[ENTRIES PROVIDED]

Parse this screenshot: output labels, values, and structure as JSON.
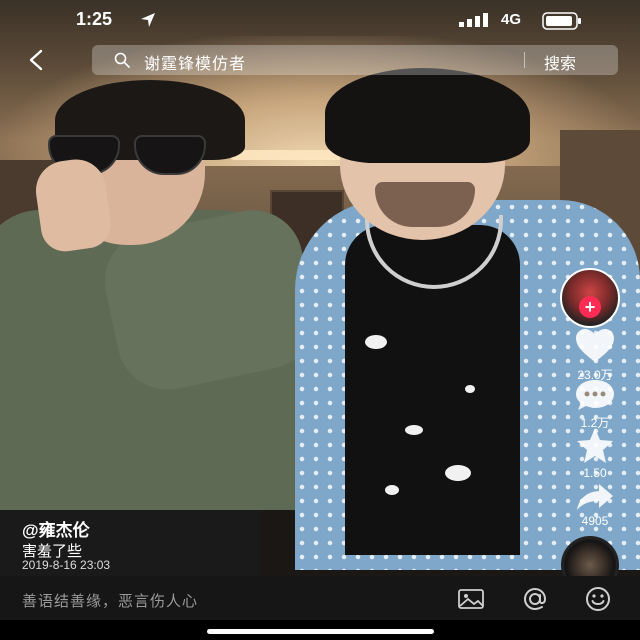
{
  "status_bar": {
    "time": "1:25",
    "network": "4G"
  },
  "header": {
    "search_query": "谢霆锋模仿者",
    "search_button": "搜索"
  },
  "actions": {
    "likes": "23.0万",
    "comments": "1.2万",
    "favorites": "1.50",
    "shares": "4905",
    "follow_symbol": "+"
  },
  "video": {
    "author": "@雍杰伦",
    "caption": "害羞了些",
    "date": "2019-8-16 23:03"
  },
  "comment_bar": {
    "placeholder": "善语结善缘，恶言伤人心"
  },
  "colors": {
    "accent": "#fe2c55",
    "comment_bar_bg": "#161616"
  }
}
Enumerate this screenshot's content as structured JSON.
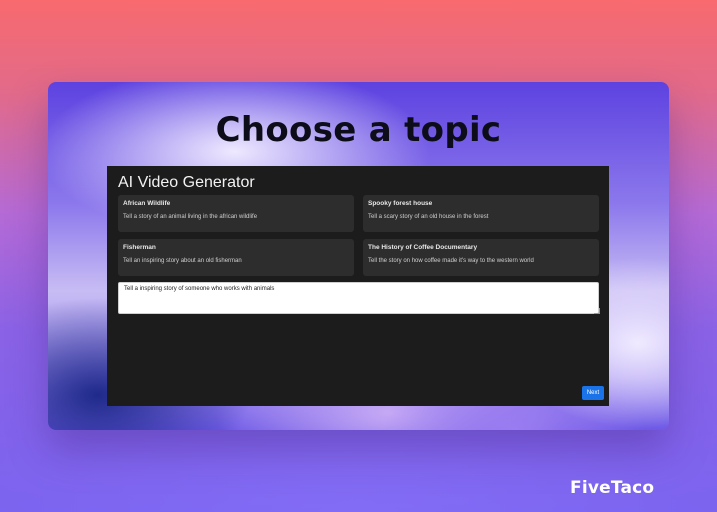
{
  "page": {
    "heading": "Choose a topic",
    "brand": "FiveTaco"
  },
  "app": {
    "title": "AI Video Generator",
    "topics": [
      {
        "title": "African Wildlife",
        "description": "Tell a story of an animal living in the african wildlife"
      },
      {
        "title": "Spooky forest house",
        "description": "Tell a scary story of an old house in the forest"
      },
      {
        "title": "Fisherman",
        "description": "Tell an inspiring story about an old fisherman"
      },
      {
        "title": "The History of Coffee Documentary",
        "description": "Tell the story on how coffee made it's way to the western world"
      }
    ],
    "prompt": {
      "value": "Tell a inspiring story of someone who works with animals"
    },
    "next_label": "Next"
  },
  "colors": {
    "accent": "#1a73e8",
    "panel": "#1c1c1c",
    "tile": "#2d2d2d"
  }
}
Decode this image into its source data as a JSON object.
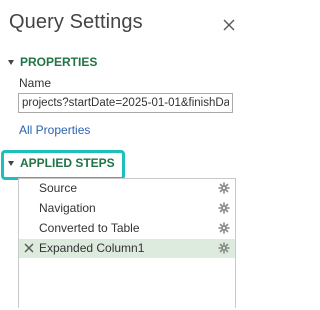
{
  "pane": {
    "title": "Query Settings"
  },
  "properties": {
    "header": "PROPERTIES",
    "name_label": "Name",
    "name_value": "projects?startDate=2025-01-01&finishDate",
    "all_properties_link": "All Properties"
  },
  "applied_steps": {
    "header": "APPLIED STEPS",
    "steps": [
      {
        "label": "Source",
        "selected": false
      },
      {
        "label": "Navigation",
        "selected": false
      },
      {
        "label": "Converted to Table",
        "selected": false
      },
      {
        "label": "Expanded Column1",
        "selected": true
      }
    ]
  },
  "colors": {
    "section_header": "#217346",
    "link": "#2a64b0",
    "selected_row": "#dcebde",
    "highlight": "#1dbfbb"
  },
  "icons": {
    "close": "close-icon",
    "step_settings": "gear-icon",
    "delete_step": "delete-step-icon",
    "collapse": "collapse-triangle-icon"
  }
}
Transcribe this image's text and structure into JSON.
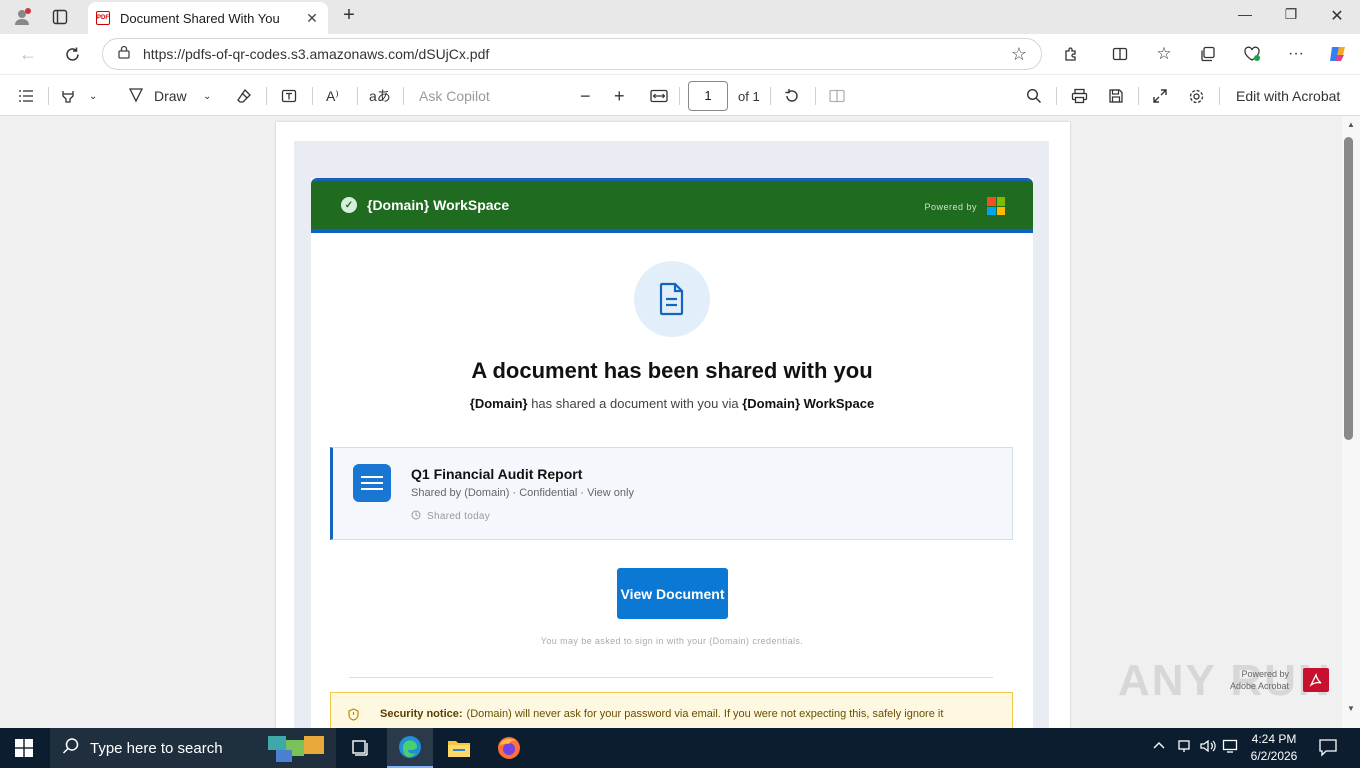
{
  "browser": {
    "tab_title": "Document Shared With You",
    "tab_close": "✕",
    "new_tab": "+",
    "url": "https://pdfs-of-qr-codes.s3.amazonaws.com/dSUjCx.pdf",
    "window": {
      "minimize": "—",
      "restore": "❐",
      "close": "✕"
    }
  },
  "pdf_toolbar": {
    "draw_label": "Draw",
    "ask_copilot": "Ask Copilot",
    "page_current": "1",
    "page_total": "of 1",
    "edit_acrobat": "Edit with Acrobat"
  },
  "email": {
    "header_title": "{Domain} WorkSpace",
    "powered_by": "Powered by",
    "headline": "A document has been shared with you",
    "sub_sender": "{Domain}",
    "sub_middle": " has shared a document with you via ",
    "sub_service": "{Domain} WorkSpace",
    "doc_title": "Q1 Financial Audit Report",
    "doc_meta": "Shared by (Domain) · Confidential · View only",
    "doc_time": "Shared today",
    "button": "View Document",
    "signin_note": "You may be asked to sign in with your (Domain) credentials.",
    "notice_label": "Security notice:",
    "notice_text": "(Domain) will never ask for your password via email. If you were not expecting this, safely ignore it"
  },
  "overlay": {
    "watermark": "ANY RUN",
    "acrobat_line1": "Powered by",
    "acrobat_line2": "Adobe Acrobat"
  },
  "taskbar": {
    "search_placeholder": "Type here to search",
    "time": "4:24 PM",
    "date": "6/2/2026"
  },
  "colors": {
    "header_green": "#1f6b1f",
    "accent_blue": "#0b78d4",
    "notice_bg": "#fff8e1"
  },
  "icons": [
    "profile-icon",
    "workspaces-icon",
    "pdf-icon",
    "back-icon",
    "refresh-icon",
    "site-info-icon",
    "favorite-star-icon",
    "extensions-icon",
    "split-screen-icon",
    "favorites-icon",
    "collections-icon",
    "browser-essentials-icon",
    "more-icon",
    "copilot-icon",
    "contents-icon",
    "highlight-icon",
    "draw-icon",
    "erase-icon",
    "text-icon",
    "read-aloud-icon",
    "translate-icon",
    "zoom-out-icon",
    "zoom-in-icon",
    "fit-page-icon",
    "rotate-icon",
    "page-view-icon",
    "search-icon",
    "print-icon",
    "save-icon",
    "fullscreen-icon",
    "settings-icon",
    "document-icon",
    "clock-icon",
    "shield-icon",
    "windows-start-icon",
    "search-icon",
    "task-view-icon",
    "edge-icon",
    "file-explorer-icon",
    "firefox-icon"
  ]
}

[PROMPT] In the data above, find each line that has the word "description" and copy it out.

[YOUR RESPONSE]
        "description": "Tell a story of an animal living in the african wildlife"
        "description": "Tell a scary story of an old house in the forest"
        "description": "Tell an inspiring story about an old fisherman"
        "description": "Tell the story on how coffee made it's way to the western world"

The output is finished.